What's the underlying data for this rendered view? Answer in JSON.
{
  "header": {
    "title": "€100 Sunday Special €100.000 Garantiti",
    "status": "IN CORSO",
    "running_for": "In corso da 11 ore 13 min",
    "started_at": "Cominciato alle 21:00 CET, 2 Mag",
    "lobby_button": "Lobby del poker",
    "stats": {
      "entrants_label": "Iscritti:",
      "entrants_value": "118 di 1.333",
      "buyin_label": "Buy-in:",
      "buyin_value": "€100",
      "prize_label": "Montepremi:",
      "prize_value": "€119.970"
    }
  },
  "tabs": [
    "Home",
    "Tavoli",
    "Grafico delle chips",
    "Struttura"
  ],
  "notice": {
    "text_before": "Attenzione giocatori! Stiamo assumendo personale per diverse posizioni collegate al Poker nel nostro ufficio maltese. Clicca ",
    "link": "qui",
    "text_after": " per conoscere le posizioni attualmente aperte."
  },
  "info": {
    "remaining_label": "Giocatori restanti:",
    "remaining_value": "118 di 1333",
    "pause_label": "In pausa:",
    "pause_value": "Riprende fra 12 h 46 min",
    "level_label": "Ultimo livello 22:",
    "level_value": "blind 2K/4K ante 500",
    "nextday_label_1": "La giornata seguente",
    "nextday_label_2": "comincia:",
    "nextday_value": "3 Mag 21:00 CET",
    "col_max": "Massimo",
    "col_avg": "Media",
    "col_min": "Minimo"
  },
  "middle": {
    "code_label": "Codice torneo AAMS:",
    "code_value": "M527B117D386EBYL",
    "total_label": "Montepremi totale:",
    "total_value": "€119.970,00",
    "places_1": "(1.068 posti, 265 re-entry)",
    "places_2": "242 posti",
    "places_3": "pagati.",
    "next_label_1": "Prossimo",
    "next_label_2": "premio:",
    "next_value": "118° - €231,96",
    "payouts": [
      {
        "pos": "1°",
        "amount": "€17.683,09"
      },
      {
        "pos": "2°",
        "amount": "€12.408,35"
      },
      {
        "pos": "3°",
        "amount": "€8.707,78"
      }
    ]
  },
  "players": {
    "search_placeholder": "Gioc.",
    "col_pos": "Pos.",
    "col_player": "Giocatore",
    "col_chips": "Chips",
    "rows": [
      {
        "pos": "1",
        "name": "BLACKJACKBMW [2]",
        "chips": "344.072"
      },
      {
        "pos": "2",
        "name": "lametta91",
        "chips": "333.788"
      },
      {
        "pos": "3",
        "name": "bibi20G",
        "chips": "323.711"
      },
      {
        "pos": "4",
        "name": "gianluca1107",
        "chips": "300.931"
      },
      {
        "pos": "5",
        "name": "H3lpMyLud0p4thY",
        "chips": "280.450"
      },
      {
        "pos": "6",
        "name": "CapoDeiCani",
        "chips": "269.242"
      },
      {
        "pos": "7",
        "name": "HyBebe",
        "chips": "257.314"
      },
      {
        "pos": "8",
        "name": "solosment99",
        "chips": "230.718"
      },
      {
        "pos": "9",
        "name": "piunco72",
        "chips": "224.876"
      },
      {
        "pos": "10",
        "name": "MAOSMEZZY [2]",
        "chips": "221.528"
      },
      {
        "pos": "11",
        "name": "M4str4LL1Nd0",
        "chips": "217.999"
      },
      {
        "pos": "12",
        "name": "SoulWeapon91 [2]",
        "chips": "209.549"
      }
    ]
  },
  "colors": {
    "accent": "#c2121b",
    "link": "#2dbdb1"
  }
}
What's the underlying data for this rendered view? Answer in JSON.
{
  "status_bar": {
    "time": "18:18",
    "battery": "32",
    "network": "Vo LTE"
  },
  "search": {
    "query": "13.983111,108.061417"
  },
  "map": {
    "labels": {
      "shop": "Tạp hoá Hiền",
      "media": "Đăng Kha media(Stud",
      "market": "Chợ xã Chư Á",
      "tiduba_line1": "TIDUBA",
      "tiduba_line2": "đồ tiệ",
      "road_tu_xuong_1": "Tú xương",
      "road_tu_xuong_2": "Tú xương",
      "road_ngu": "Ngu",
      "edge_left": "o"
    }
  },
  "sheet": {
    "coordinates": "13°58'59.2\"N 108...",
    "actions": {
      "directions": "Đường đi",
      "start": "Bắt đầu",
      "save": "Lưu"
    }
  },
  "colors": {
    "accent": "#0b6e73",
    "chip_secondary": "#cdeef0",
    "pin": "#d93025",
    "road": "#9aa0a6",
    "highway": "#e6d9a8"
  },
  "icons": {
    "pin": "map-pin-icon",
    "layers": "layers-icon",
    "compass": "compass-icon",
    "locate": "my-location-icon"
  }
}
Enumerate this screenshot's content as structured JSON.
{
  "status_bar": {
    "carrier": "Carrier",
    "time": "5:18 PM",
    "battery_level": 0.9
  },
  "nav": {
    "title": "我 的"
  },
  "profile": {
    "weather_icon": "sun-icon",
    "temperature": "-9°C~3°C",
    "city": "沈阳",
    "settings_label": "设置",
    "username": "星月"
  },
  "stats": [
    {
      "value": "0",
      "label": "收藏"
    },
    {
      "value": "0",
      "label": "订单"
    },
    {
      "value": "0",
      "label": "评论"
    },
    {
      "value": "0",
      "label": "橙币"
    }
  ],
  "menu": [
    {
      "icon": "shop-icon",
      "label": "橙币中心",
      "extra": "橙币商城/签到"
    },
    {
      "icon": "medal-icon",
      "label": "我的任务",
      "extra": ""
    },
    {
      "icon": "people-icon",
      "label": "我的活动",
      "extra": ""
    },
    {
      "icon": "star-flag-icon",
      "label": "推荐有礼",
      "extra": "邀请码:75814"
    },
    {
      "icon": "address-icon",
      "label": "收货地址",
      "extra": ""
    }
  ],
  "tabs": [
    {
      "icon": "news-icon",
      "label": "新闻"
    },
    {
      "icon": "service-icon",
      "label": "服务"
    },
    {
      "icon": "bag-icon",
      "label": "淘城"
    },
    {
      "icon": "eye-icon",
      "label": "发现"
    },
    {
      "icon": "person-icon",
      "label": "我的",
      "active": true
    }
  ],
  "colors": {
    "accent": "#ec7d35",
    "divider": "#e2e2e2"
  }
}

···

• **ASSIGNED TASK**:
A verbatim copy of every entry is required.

• **ANSWER**:
What's the underlying data for this rendered view? Answer in JSON.
{
  "header": {
    "title": "€100 Sunday Special €100.000 Garantiti",
    "status": "IN CORSO",
    "running_for": "In corso da 11 ore 13 min",
    "started_at": "Cominciato alle 21:00 CET, 2 Mag",
    "lobby_button": "Lobby del poker",
    "stats": {
      "entrants_label": "Iscritti:",
      "entrants_value": "118 di 1.333",
      "buyin_label": "Buy-in:",
      "buyin_value": "€100",
      "prize_label": "Montepremi:",
      "prize_value": "€119.970"
    }
  },
  "tabs": [
    "Home",
    "Tavoli",
    "Grafico delle chips",
    "Struttura"
  ],
  "notice": {
    "text_before": "Attenzione giocatori! Stiamo assumendo personale per diverse posizioni collegate al Poker nel nostro ufficio maltese. Clicca ",
    "link": "qui",
    "text_after": " per conoscere le posizioni attualmente aperte."
  },
  "info": {
    "remaining_label": "Giocatori restanti:",
    "remaining_value": "118 di 1333",
    "pause_label": "In pausa:",
    "pause_value": "Riprende fra 12 h 46 min",
    "level_label": "Ultimo livello 22:",
    "level_value": "blind 2K/4K ante 500",
    "nextday_label_1": "La giornata seguente",
    "nextday_label_2": "comincia:",
    "nextday_value": "3 Mag 21:00 CET",
    "col_max": "Massimo",
    "col_avg": "Media",
    "col_min": "Minimo"
  },
  "middle": {
    "code_label": "Codice torneo AAMS:",
    "code_value": "M527B117D386EBYL",
    "total_label": "Montepremi totale:",
    "total_value": "€119.970,00",
    "places_1": "(1.068 posti, 265 re-entry)",
    "places_2": "242 posti",
    "places_3": "pagati.",
    "next_label_1": "Prossimo",
    "next_label_2": "premio:",
    "next_value": "118° - €231,96",
    "payouts": [
      {
        "pos": "1°",
        "amount": "€17.683,09"
      },
      {
        "pos": "2°",
        "amount": "€12.408,35"
      },
      {
        "pos": "3°",
        "amount": "€8.707,78"
      }
    ]
  },
  "players": {
    "search_placeholder": "Gioc.",
    "col_pos": "Pos.",
    "col_player": "Giocatore",
    "col_chips": "Chips",
    "rows": [
      {
        "pos": "1",
        "name": "BLACKJACKBMW [2]",
        "chips": "344.072"
      },
      {
        "pos": "2",
        "name": "lametta91",
        "chips": "333.788"
      },
      {
        "pos": "3",
        "name": "bibi20G",
        "chips": "323.711"
      },
      {
        "pos": "4",
        "name": "gianluca1107",
        "chips": "300.931"
      },
      {
        "pos": "5",
        "name": "H3lpMyLud0p4thY",
        "chips": "280.450"
      },
      {
        "pos": "6",
        "name": "CapoDeiCani",
        "chips": "269.242"
      },
      {
        "pos": "7",
        "name": "HyBebe",
        "chips": "257.314"
      },
      {
        "pos": "8",
        "name": "solosment99",
        "chips": "230.718"
      },
      {
        "pos": "9",
        "name": "piunco72",
        "chips": "224.876"
      },
      {
        "pos": "10",
        "name": "MAOSMEZZY [2]",
        "chips": "221.528"
      },
      {
        "pos": "11",
        "name": "M4str4LL1Nd0",
        "chips": "217.999"
      },
      {
        "pos": "12",
        "name": "SoulWeapon91 [2]",
        "chips": "209.549"
      }
    ]
  },
  "colors": {
    "accent": "#c2121b",
    "link": "#2dbdb1"
  }
}
What's the underlying data for this rendered view? Answer in JSON.
{
  "status_bar": {
    "time": "18:18",
    "battery": "32",
    "network": "Vo LTE"
  },
  "search": {
    "query": "13.983111,108.061417"
  },
  "map": {
    "labels": {
      "shop": "Tạp hoá Hiền",
      "media": "Đăng Kha media(Stud",
      "market": "Chợ xã Chư Á",
      "tiduba_line1": "TIDUBA",
      "tiduba_line2": "đồ tiệ",
      "road_tu_xuong_1": "Tú xương",
      "road_tu_xuong_2": "Tú xương",
      "road_ngu": "Ngu",
      "edge_left": "o"
    }
  },
  "sheet": {
    "coordinates": "13°58'59.2\"N 108...",
    "actions": {
      "directions": "Đường đi",
      "start": "Bắt đầu",
      "save": "Lưu"
    }
  },
  "colors": {
    "accent": "#0b6e73",
    "chip_secondary": "#cdeef0",
    "pin": "#d93025",
    "road": "#9aa0a6",
    "highway": "#e6d9a8"
  },
  "icons": {
    "pin": "map-pin-icon",
    "layers": "layers-icon",
    "compass": "compass-icon",
    "locate": "my-location-icon"
  }
}
Enumerate this screenshot's content as structured JSON.
{
  "status_bar": {
    "carrier": "Carrier",
    "time": "5:18 PM",
    "battery_level": 0.9
  },
  "nav": {
    "title": "我 的"
  },
  "profile": {
    "weather_icon": "sun-icon",
    "temperature": "-9°C~3°C",
    "city": "沈阳",
    "settings_label": "设置",
    "username": "星月"
  },
  "stats": [
    {
      "value": "0",
      "label": "收藏"
    },
    {
      "value": "0",
      "label": "订单"
    },
    {
      "value": "0",
      "label": "评论"
    },
    {
      "value": "0",
      "label": "橙币"
    }
  ],
  "menu": [
    {
      "icon": "shop-icon",
      "label": "橙币中心",
      "extra": "橙币商城/签到"
    },
    {
      "icon": "medal-icon",
      "label": "我的任务",
      "extra": ""
    },
    {
      "icon": "people-icon",
      "label": "我的活动",
      "extra": ""
    },
    {
      "icon": "star-flag-icon",
      "label": "推荐有礼",
      "extra": "邀请码:75814"
    },
    {
      "icon": "address-icon",
      "label": "收货地址",
      "extra": ""
    }
  ],
  "tabs": [
    {
      "icon": "news-icon",
      "label": "新闻"
    },
    {
      "icon": "service-icon",
      "label": "服务"
    },
    {
      "icon": "bag-icon",
      "label": "淘城"
    },
    {
      "icon": "eye-icon",
      "label": "发现"
    },
    {
      "icon": "person-icon",
      "label": "我的",
      "active": true
    }
  ],
  "colors": {
    "accent": "#ec7d35",
    "divider": "#e2e2e2"
  }
}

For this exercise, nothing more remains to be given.